Dataset excerpts Block Start

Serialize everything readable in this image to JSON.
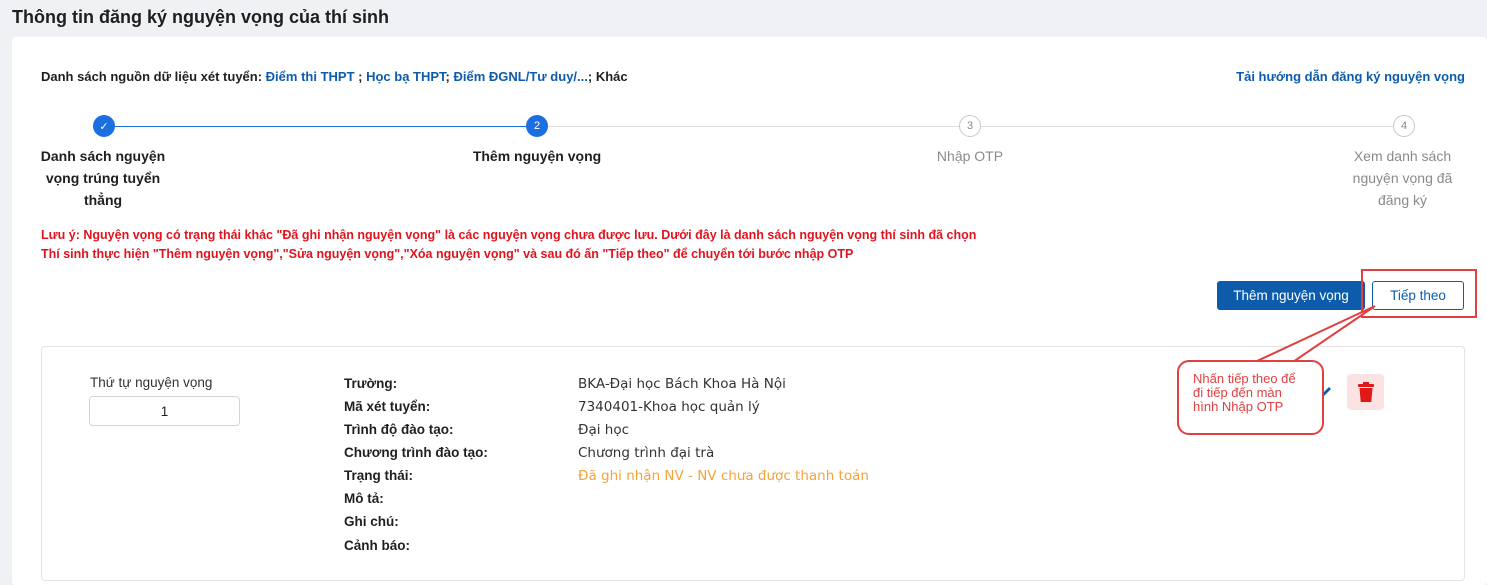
{
  "page": {
    "title": "Thông tin đăng ký nguyện vọng của thí sinh"
  },
  "sources": {
    "label": "Danh sách nguồn dữ liệu xét tuyển:",
    "items": [
      "Điểm thi THPT",
      "Học bạ THPT",
      "Điểm ĐGNL/Tư duy/..."
    ],
    "other": "Khác",
    "guide_link": "Tải hướng dẫn đăng ký nguyện vọng"
  },
  "stepper": {
    "steps": [
      {
        "number": "✓",
        "label": "Danh sách nguyện vọng trúng tuyển thẳng",
        "state": "done"
      },
      {
        "number": "2",
        "label": "Thêm nguyện vọng",
        "state": "active"
      },
      {
        "number": "3",
        "label": "Nhập OTP",
        "state": "future"
      },
      {
        "number": "4",
        "label": "Xem danh sách nguyện vọng đã đăng ký",
        "state": "future"
      }
    ]
  },
  "notes": {
    "line1": "Lưu ý: Nguyện vọng có trạng thái khác \"Đã ghi nhận nguyện vọng\" là các nguyện vọng chưa được lưu. Dưới đây là danh sách nguyện vọng thí sinh đã chọn",
    "line2": "Thí sinh thực hiện \"Thêm nguyện vọng\",\"Sửa nguyện vọng\",\"Xóa nguyện vọng\" và sau đó ấn \"Tiếp theo\" để chuyển tới bước nhập OTP"
  },
  "actions": {
    "add_label": "Thêm nguyện vọng",
    "next_label": "Tiếp theo"
  },
  "record": {
    "order_label": "Thứ tự nguyện vọng",
    "order_value": "1",
    "fields": [
      {
        "label": "Trường:",
        "value": "BKA-Đại học Bách Khoa Hà Nội"
      },
      {
        "label": "Mã xét tuyển:",
        "value": "7340401-Khoa học quản lý"
      },
      {
        "label": "Trình độ đào tạo:",
        "value": "Đại học"
      },
      {
        "label": "Chương trình đào tạo:",
        "value": "Chương trình đại trà"
      },
      {
        "label": "Trạng thái:",
        "value": "Đã ghi nhận NV - NV chưa được thanh toán"
      },
      {
        "label": "Mô tả:",
        "value": ""
      },
      {
        "label": "Ghi chú:",
        "value": ""
      },
      {
        "label": "Cảnh báo:",
        "value": ""
      }
    ]
  },
  "callout": {
    "line1": "Nhấn tiếp theo để",
    "line2": "đi tiếp đến màn",
    "line3": "hình Nhập OTP"
  },
  "colors": {
    "primary": "#0d5cab",
    "step_active": "#1c6fe0",
    "warning_text": "#e0141e",
    "status_text": "#f2a33a",
    "annotation": "#e04040"
  }
}
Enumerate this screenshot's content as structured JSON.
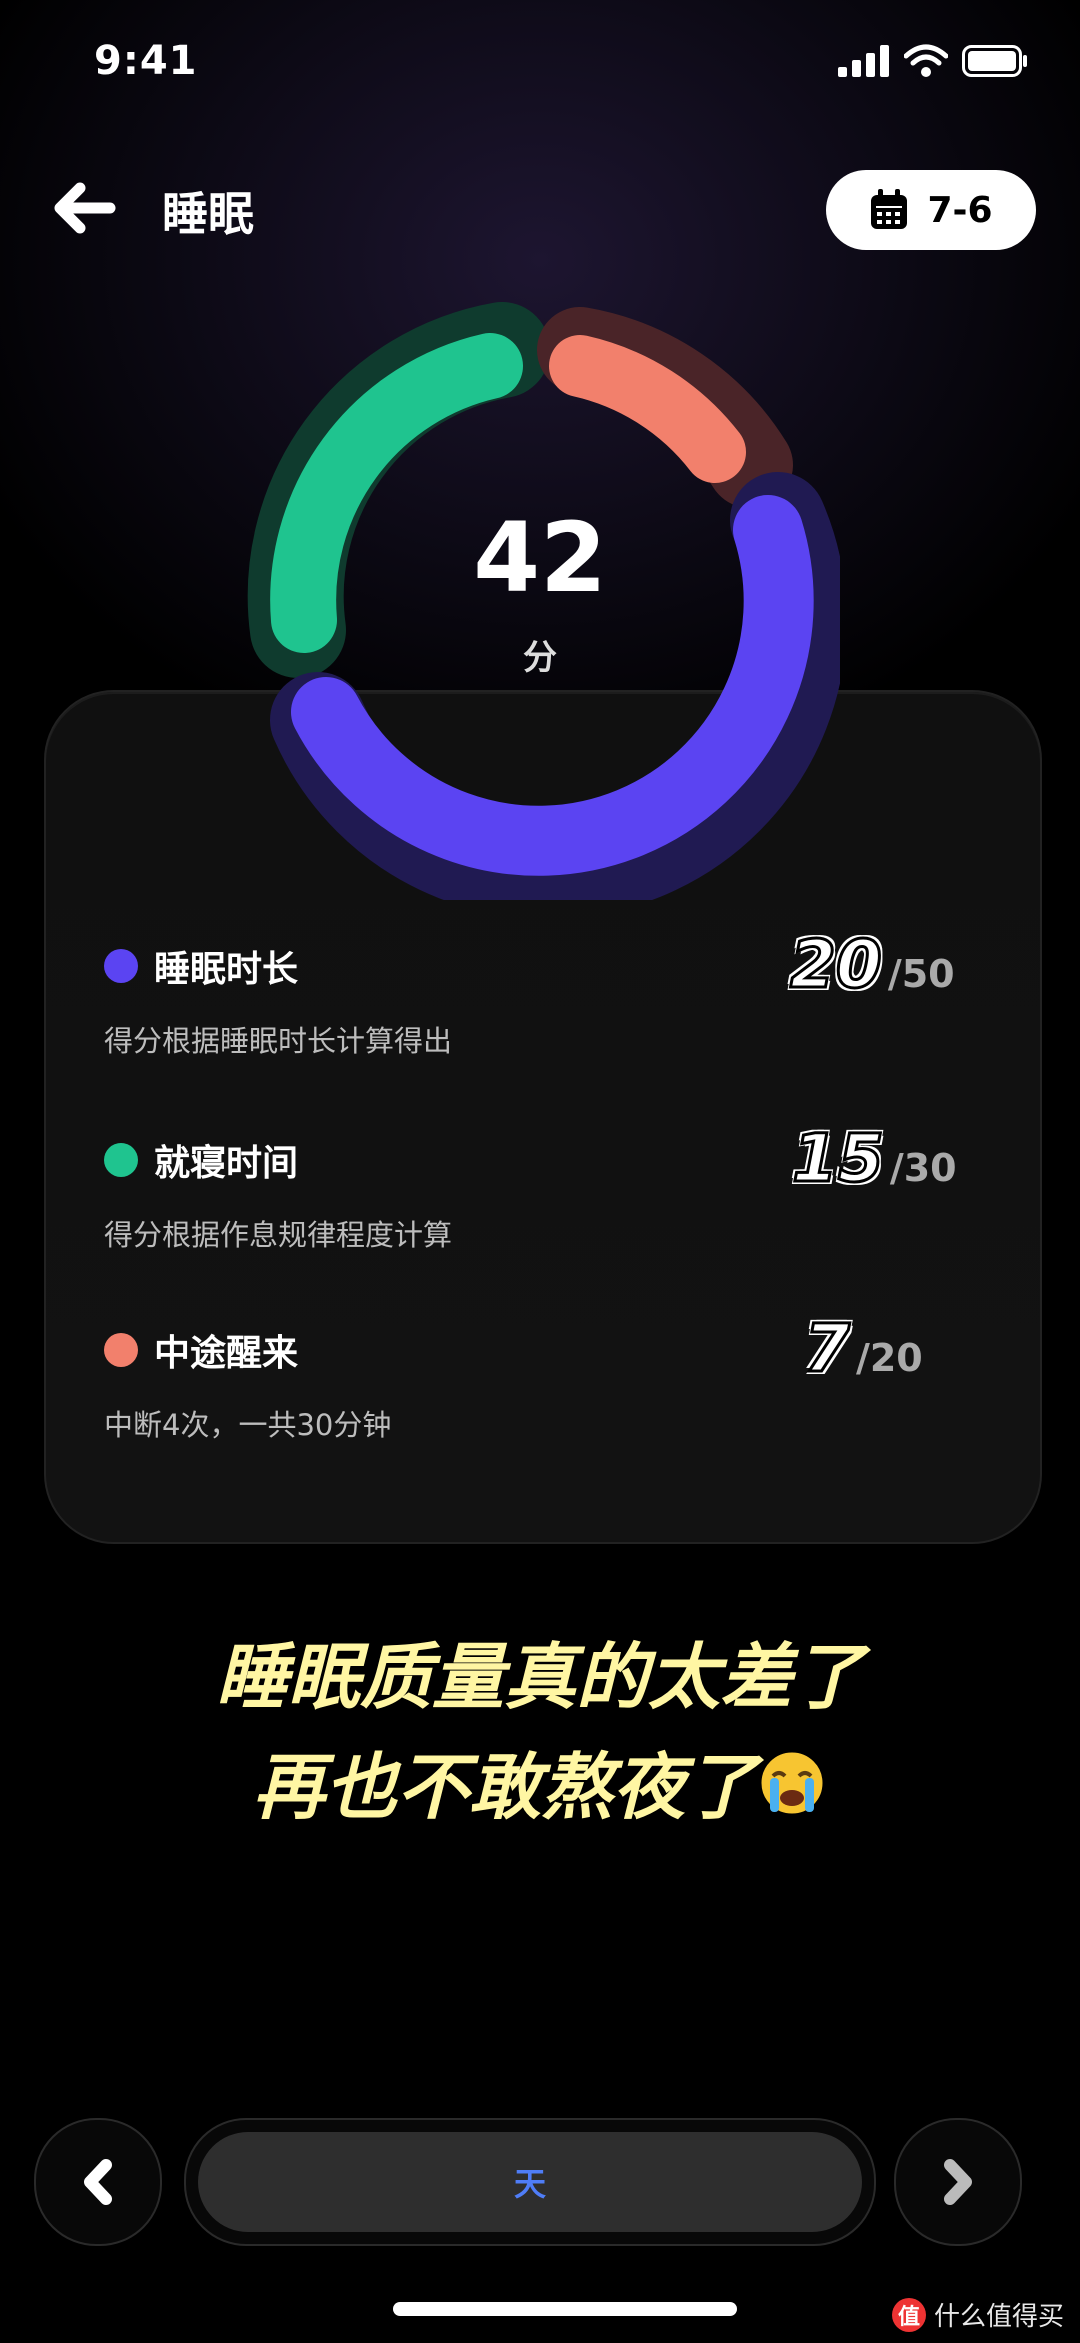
{
  "status": {
    "time": "9:41"
  },
  "header": {
    "title": "睡眠",
    "date": "7-6"
  },
  "score": {
    "value": "42",
    "unit": "分"
  },
  "rows": [
    {
      "title": "睡眠时长",
      "desc": "得分根据睡眠时长计算得出",
      "score": "20",
      "max": "/50",
      "color": "#5b44f2"
    },
    {
      "title": "就寝时间",
      "desc": "得分根据作息规律程度计算",
      "score": "15",
      "max": "/30",
      "color": "#1fc48f"
    },
    {
      "title": "中途醒来",
      "desc": "中断4次，一共30分钟",
      "score": "7",
      "max": "/20",
      "color": "#f2806c"
    }
  ],
  "caption": {
    "line1": "睡眠质量真的太差了",
    "line2": "再也不敢熬夜了"
  },
  "nav": {
    "period": "天"
  },
  "watermark": {
    "badge": "值",
    "text": "什么值得买"
  },
  "icons": [
    "back-arrow-icon",
    "calendar-icon",
    "signal-icon",
    "wifi-icon",
    "battery-icon",
    "crying-face-emoji",
    "chevron-left-icon",
    "chevron-right-icon"
  ]
}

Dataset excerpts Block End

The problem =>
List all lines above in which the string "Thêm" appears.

Task response =>
        "label": "Thêm nguyện vọng",
    "line2": "Thí sinh thực hiện \"Thêm nguyện vọng\",\"Sửa nguyện vọng\",\"Xóa nguyện vọng\" và sau đó ấn \"Tiếp theo\" để chuyển tới bước nhập OTP"
    "add_label": "Thêm nguyện vọng",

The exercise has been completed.